> **Data for analysis**
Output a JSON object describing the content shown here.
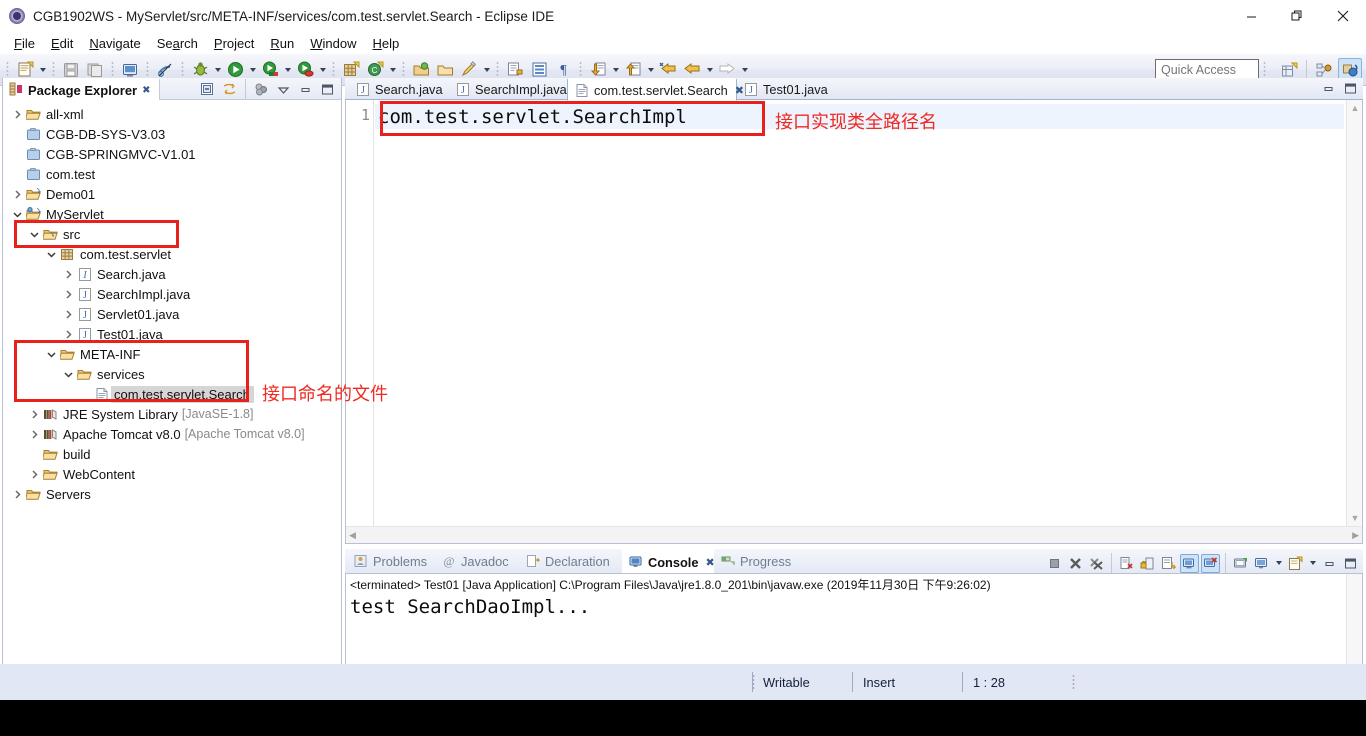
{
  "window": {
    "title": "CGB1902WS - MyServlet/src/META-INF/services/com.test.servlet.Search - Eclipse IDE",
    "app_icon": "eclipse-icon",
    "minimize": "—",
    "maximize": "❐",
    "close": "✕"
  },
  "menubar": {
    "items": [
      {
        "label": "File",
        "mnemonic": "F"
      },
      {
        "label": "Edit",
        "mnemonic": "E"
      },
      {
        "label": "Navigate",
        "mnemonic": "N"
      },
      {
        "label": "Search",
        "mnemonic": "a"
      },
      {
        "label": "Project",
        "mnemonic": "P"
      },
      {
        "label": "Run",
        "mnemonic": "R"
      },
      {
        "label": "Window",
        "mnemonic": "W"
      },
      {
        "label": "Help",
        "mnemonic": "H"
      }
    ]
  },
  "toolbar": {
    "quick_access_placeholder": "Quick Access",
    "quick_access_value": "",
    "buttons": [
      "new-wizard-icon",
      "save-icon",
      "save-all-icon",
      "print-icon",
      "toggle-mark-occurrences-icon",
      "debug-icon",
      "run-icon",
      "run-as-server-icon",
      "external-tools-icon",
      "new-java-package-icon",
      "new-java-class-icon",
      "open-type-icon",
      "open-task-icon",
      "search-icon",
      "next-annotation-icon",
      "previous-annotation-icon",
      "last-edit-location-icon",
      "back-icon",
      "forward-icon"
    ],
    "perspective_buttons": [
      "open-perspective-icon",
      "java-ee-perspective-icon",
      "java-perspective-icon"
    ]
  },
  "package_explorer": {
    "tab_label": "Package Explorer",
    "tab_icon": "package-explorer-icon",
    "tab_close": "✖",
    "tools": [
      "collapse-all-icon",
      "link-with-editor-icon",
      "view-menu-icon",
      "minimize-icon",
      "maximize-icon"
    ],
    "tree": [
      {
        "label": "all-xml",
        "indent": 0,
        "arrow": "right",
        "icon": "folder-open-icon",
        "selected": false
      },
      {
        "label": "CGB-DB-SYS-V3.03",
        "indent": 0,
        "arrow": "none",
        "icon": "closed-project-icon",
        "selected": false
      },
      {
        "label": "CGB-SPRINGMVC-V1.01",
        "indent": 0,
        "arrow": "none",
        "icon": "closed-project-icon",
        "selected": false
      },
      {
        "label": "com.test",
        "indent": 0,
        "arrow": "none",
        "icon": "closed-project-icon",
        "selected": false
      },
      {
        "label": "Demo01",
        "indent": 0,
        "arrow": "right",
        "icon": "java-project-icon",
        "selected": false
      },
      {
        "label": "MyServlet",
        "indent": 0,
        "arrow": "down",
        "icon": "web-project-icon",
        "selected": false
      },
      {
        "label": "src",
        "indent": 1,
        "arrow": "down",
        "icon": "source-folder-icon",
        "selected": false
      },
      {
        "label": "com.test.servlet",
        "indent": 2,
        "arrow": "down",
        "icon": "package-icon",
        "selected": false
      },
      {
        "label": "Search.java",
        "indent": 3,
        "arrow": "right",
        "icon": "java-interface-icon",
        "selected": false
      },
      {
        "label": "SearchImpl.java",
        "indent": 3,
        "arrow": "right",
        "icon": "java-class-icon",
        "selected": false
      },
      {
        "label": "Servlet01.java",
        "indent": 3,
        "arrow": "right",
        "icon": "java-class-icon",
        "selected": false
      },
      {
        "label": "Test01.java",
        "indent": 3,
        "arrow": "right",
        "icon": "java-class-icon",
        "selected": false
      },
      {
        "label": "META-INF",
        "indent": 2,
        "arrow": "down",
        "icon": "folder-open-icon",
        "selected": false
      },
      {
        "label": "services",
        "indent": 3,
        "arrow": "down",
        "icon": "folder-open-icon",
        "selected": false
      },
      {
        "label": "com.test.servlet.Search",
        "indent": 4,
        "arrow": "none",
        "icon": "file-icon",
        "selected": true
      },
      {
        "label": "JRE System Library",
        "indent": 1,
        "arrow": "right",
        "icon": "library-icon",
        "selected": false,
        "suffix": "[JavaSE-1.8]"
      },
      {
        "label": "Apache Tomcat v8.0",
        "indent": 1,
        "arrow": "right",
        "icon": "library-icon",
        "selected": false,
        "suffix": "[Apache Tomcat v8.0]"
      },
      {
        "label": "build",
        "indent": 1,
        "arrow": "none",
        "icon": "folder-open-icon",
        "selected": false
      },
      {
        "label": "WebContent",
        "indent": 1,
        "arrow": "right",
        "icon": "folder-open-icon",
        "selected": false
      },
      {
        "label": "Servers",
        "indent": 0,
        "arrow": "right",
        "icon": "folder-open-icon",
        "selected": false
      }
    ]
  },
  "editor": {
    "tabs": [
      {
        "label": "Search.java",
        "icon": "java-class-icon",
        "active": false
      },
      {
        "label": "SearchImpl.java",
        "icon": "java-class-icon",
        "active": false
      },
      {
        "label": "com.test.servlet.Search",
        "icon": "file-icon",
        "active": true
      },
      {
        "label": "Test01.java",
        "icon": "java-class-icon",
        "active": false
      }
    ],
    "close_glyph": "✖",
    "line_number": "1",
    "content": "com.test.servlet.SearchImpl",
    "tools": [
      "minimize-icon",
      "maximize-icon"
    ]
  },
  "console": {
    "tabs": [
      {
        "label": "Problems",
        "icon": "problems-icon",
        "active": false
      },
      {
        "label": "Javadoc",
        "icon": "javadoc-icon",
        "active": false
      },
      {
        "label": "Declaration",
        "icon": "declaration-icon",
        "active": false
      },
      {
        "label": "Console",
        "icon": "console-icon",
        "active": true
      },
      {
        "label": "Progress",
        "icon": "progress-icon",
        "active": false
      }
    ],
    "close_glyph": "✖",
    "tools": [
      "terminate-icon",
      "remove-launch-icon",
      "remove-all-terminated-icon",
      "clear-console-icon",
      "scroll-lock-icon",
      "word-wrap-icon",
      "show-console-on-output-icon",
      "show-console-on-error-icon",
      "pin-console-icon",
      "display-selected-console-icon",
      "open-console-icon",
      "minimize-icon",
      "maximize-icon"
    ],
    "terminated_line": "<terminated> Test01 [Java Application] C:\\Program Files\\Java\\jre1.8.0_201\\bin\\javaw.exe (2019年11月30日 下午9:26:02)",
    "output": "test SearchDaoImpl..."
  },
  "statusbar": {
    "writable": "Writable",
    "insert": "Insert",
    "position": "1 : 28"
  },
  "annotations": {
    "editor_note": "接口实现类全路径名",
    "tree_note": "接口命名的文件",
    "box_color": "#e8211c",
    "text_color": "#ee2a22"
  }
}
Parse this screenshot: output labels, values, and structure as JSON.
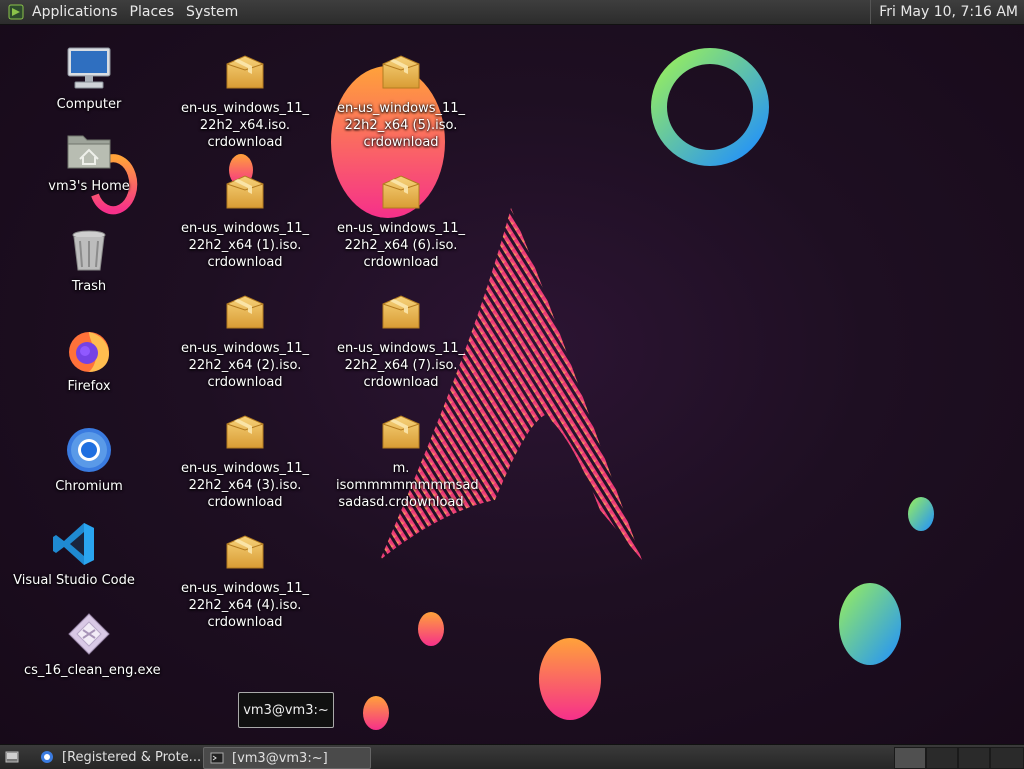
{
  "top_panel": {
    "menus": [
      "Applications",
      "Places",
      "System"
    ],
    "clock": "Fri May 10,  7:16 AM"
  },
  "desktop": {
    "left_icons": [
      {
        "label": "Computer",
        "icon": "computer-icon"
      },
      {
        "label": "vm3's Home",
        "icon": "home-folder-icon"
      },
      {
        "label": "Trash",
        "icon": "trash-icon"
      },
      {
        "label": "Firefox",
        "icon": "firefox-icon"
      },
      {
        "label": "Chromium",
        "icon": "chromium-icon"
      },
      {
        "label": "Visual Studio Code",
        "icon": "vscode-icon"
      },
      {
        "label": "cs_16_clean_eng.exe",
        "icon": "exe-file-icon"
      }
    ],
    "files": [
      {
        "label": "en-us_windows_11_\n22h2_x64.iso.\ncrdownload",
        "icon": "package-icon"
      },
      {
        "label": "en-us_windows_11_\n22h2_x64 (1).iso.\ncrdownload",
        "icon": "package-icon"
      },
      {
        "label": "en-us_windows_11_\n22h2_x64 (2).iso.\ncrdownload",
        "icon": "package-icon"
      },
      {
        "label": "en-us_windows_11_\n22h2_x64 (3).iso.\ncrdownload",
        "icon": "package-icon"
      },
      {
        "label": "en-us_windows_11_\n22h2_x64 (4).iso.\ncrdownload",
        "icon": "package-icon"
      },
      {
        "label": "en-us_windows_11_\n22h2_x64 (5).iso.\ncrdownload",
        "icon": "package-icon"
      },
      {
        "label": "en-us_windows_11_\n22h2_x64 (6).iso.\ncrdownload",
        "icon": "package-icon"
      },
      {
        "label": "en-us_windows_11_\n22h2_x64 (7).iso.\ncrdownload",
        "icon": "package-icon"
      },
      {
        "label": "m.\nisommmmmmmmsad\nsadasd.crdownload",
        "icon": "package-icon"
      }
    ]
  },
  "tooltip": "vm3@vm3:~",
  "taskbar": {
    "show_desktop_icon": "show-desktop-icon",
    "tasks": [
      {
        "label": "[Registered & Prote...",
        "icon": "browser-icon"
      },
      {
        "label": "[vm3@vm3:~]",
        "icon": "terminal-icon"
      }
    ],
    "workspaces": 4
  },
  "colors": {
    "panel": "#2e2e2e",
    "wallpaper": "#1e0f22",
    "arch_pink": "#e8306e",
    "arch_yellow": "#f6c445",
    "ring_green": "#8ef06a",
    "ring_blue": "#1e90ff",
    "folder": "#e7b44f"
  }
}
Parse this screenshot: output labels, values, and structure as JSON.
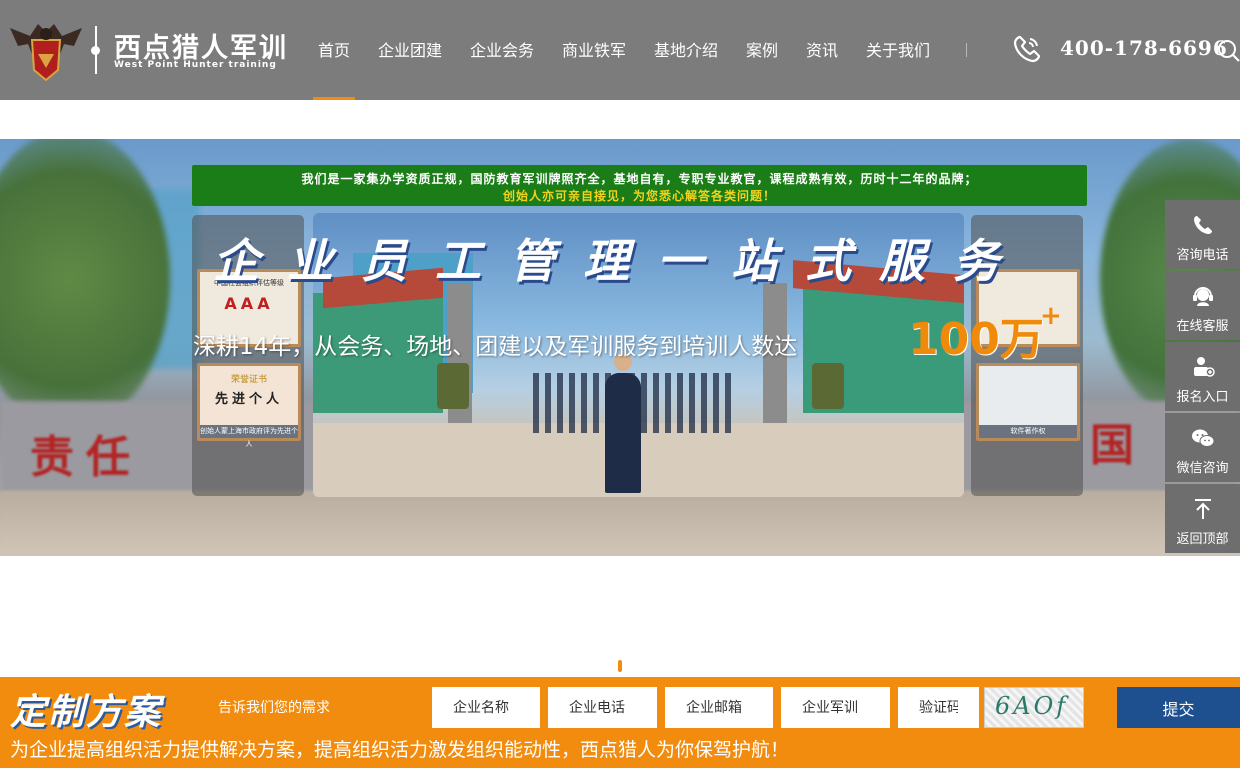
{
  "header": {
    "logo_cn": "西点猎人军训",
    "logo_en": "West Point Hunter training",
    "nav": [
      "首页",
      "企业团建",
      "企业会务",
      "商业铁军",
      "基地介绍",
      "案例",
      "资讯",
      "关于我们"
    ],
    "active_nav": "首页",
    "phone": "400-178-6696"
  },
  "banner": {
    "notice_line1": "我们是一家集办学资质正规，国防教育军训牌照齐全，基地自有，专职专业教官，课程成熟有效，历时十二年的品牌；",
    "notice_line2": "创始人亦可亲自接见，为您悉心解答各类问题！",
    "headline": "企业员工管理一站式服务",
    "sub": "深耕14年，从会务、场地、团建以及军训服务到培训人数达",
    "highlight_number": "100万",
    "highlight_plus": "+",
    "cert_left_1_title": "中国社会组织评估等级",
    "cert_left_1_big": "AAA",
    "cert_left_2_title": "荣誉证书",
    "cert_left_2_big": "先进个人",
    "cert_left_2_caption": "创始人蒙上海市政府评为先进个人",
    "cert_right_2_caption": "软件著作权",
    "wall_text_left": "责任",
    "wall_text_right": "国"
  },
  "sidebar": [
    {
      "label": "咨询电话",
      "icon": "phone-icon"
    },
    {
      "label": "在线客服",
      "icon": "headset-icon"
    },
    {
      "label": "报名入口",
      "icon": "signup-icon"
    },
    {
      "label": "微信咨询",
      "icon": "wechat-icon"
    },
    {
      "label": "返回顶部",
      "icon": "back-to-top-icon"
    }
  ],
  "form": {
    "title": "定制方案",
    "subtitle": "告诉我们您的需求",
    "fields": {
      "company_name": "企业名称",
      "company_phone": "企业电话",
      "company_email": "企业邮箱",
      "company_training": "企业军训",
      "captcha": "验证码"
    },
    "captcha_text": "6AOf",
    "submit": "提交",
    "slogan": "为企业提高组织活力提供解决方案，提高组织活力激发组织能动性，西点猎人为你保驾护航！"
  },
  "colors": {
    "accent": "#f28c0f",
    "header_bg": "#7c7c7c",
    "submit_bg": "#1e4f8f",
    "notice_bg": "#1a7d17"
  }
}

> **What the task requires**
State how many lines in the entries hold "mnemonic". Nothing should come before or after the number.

> **Response to this exercise**
8